FDA cleared Savient Pharmaceuticals’ Krystexxa™ (pegloticase) for the treatment of chronic gout in adult patients who fail to normalize serum uric acid and who are refractory to or are unable to receive conventional xanthine oxidase inhibitors. Savient says Krystexxa is the only treatment approved by FDA for adult patients in this category. U.S. launch of the drug is being prepared, but the timing will depend on how soon the firm is officially sold off. Back in May Savient reported that its board had decided the best way to maximize the commercial value of Krystexxa would be to sell the company once FDA approval was granted.
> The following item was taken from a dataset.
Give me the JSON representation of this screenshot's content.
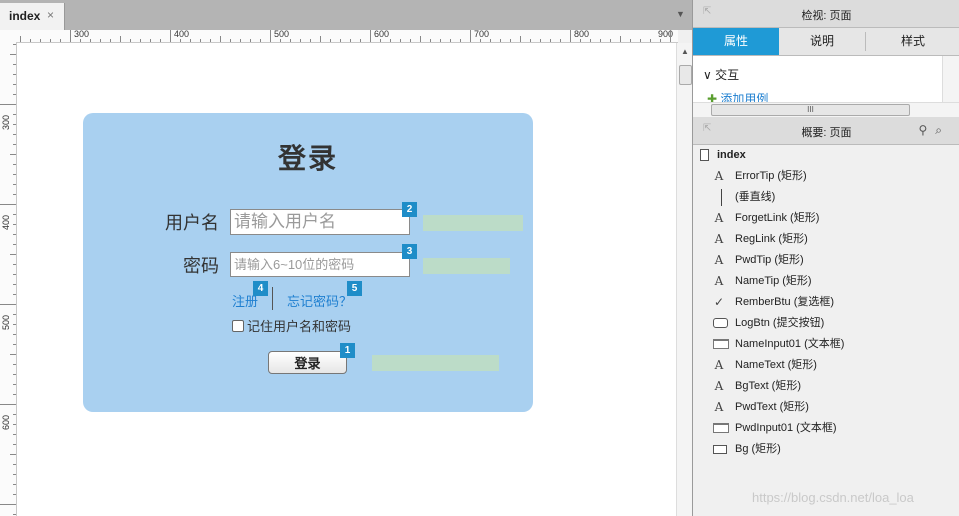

Krystexxa is a PEGylated uric acid specific enzyme, administered by infusion every two weeks. Savient negotiated exclusive worldwide rights to the drug and its uses from Duke University, which developed the recombinant uricase enzyme, and Mountain View Pharmaceuticals, which developed the PEGylation technology.
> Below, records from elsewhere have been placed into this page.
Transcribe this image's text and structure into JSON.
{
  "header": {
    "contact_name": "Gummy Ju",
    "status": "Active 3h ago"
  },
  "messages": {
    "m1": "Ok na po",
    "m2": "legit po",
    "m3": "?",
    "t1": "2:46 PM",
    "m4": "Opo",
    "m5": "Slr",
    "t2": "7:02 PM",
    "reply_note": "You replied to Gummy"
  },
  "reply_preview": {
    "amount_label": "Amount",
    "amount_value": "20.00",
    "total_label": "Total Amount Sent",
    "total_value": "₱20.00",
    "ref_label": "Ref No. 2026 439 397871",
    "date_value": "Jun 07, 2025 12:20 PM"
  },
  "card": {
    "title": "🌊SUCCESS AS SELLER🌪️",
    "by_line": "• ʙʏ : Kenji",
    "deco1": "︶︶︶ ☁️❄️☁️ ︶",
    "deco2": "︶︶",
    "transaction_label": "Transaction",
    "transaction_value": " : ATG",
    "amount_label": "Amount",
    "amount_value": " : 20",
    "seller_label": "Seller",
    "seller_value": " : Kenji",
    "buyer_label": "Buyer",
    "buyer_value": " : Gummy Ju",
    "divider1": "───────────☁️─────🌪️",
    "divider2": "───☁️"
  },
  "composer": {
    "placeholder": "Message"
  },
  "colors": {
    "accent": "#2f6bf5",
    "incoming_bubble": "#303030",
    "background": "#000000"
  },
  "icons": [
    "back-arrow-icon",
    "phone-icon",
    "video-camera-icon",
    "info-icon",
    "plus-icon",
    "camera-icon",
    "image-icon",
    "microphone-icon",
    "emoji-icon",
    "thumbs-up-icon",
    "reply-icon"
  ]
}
Approval in the U.S. is based on data from six-month clinical studies demonstrating that 38-47% of patients treated with the antihyperuricemic therapy achieved the primary endpoint of reaching less than 6 mg/dL plasma uric acid levels for at least 80% of the time during months three and six. None of the placebo-treated patients achieved the primary endpoint. The clinical studies also found that 45% of Krystexxa-treated patients who had demonstrated deposits of monosodium urate crystals known as tophi achieved a complete response, defined as 100% resolution of at least one target tophus, with no new tophus appearing and no existing tophus demonstrating progression.